**TASK PROMPT:** Every line of the entries with the word "aplicativo" in it should be shown.

↓

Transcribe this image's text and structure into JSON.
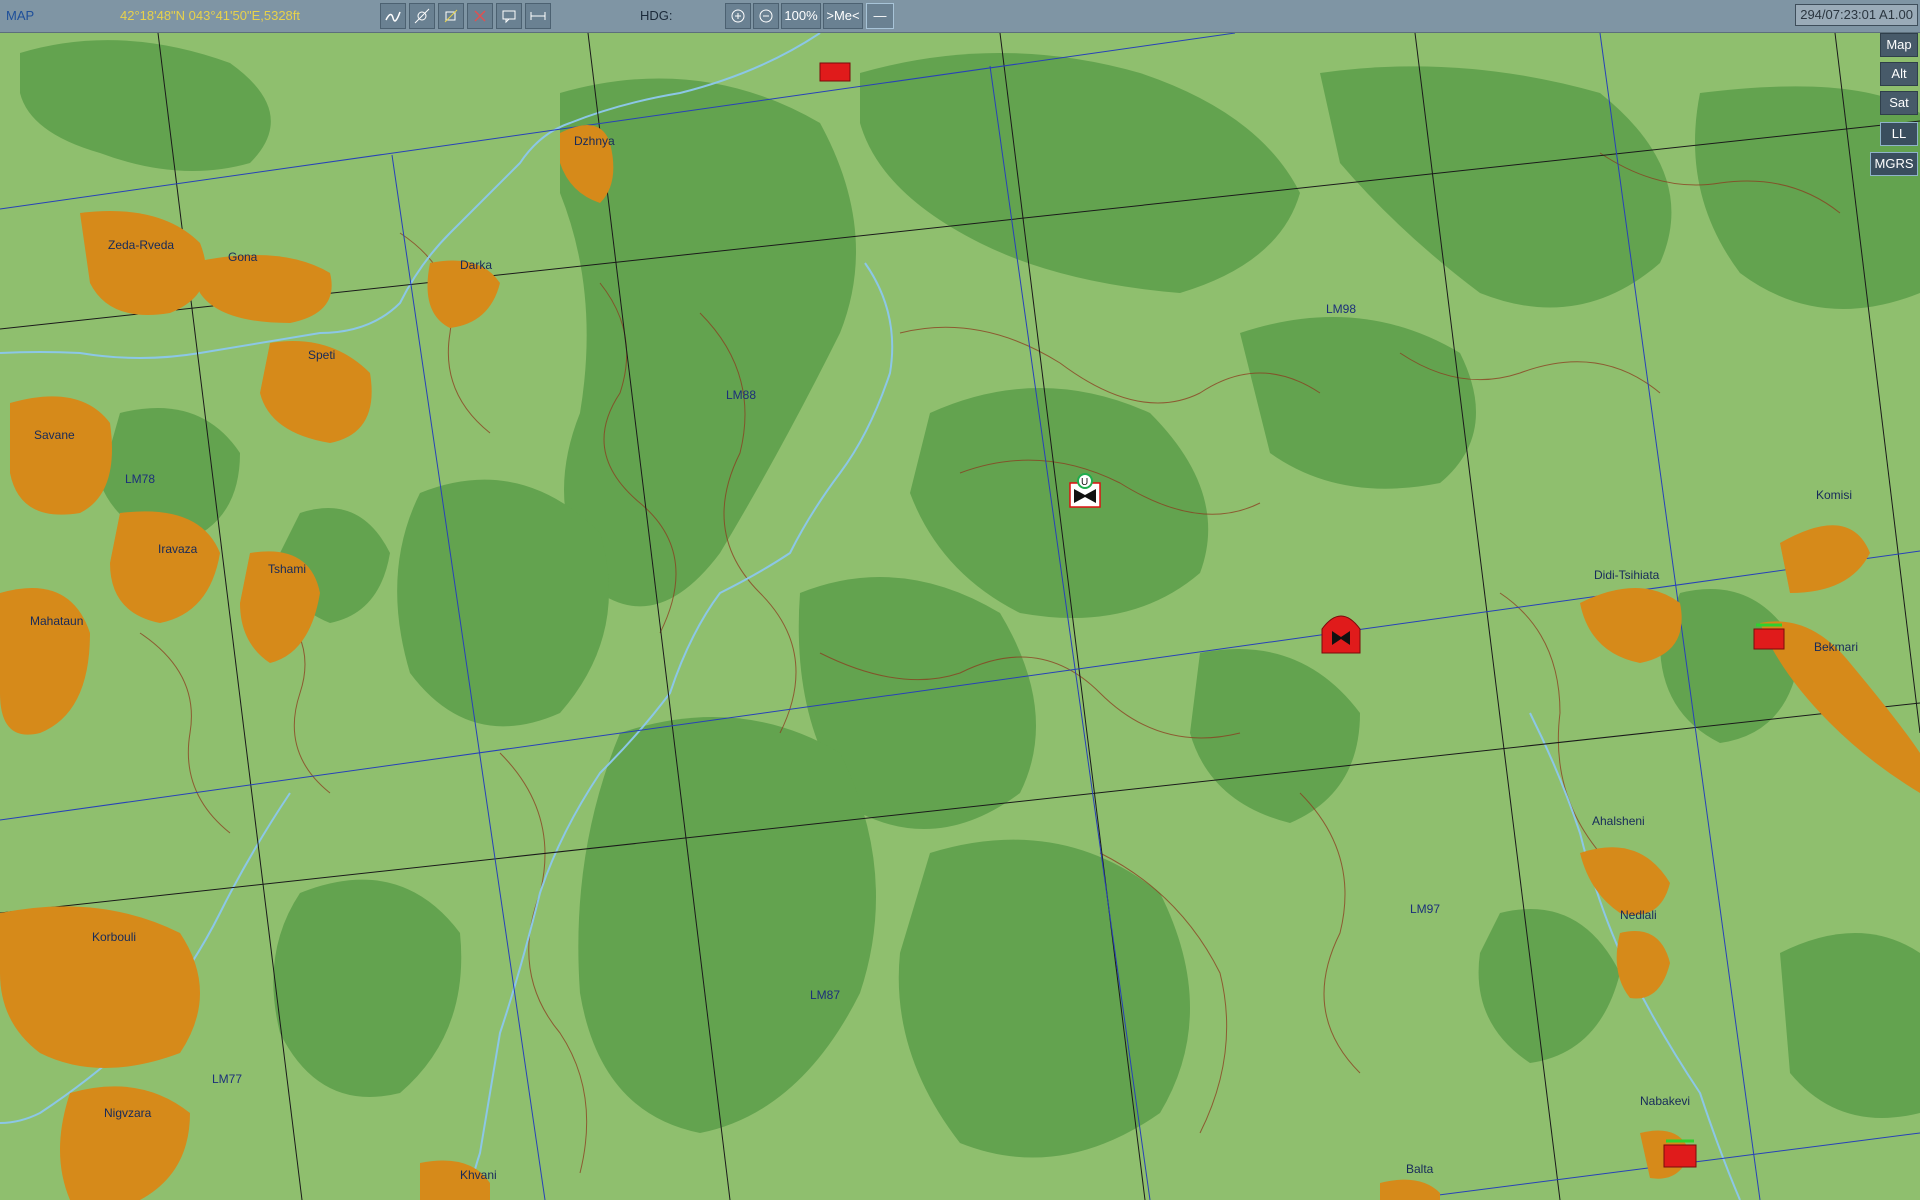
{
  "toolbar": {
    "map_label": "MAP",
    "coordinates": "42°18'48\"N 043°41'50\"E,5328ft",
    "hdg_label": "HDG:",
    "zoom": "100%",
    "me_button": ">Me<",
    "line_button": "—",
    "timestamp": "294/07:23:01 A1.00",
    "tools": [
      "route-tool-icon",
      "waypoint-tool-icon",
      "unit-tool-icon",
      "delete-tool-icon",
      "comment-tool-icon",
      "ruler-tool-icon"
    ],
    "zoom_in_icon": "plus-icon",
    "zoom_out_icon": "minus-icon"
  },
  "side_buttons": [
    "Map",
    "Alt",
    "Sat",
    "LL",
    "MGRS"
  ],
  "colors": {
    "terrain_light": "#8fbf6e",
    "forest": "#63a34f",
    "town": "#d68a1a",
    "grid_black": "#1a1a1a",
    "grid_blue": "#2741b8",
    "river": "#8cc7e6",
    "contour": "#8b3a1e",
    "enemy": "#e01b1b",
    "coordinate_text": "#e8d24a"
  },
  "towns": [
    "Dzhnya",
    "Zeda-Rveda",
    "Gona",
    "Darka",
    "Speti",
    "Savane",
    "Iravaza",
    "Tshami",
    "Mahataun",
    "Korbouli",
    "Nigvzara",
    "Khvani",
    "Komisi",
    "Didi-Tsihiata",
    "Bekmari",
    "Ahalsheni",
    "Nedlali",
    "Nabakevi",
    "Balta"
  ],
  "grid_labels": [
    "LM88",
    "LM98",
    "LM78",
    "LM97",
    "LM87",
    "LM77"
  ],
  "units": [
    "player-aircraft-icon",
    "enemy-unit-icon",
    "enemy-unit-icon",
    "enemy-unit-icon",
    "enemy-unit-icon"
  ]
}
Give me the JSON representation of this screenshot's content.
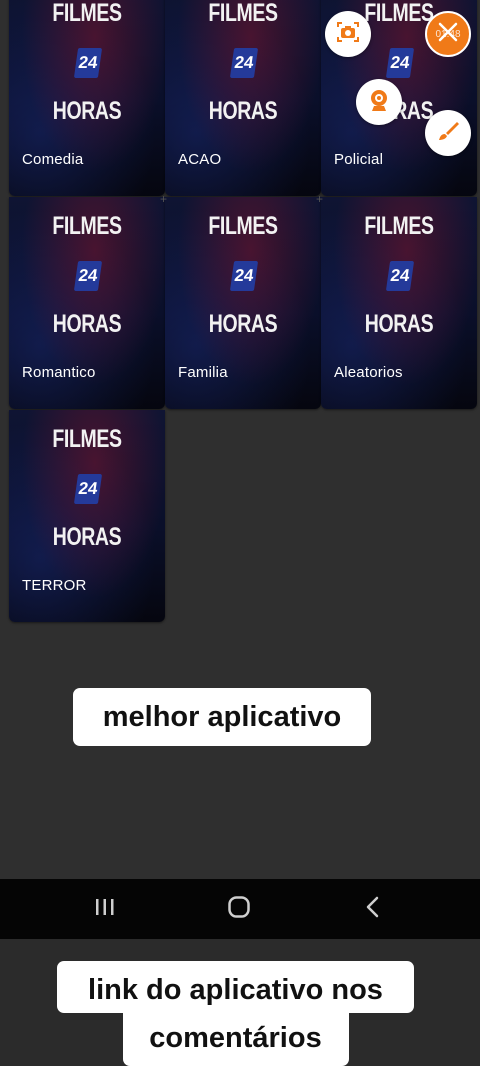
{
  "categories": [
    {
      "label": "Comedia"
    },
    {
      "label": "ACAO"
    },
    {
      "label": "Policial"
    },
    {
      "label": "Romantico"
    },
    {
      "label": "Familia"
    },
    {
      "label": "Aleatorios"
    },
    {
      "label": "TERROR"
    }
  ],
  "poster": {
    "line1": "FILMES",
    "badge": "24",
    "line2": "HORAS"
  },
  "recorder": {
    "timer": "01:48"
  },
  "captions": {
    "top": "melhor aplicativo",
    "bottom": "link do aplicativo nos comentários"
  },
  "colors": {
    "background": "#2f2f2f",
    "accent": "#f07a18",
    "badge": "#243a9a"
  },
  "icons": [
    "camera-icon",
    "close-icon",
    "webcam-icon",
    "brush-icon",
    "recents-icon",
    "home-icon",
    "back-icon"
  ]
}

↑

**OUTPUT FOR THIS EXERCISE:**
    "top": "melhor aplicativo",
    "bottom": "link do aplicativo nos comentários"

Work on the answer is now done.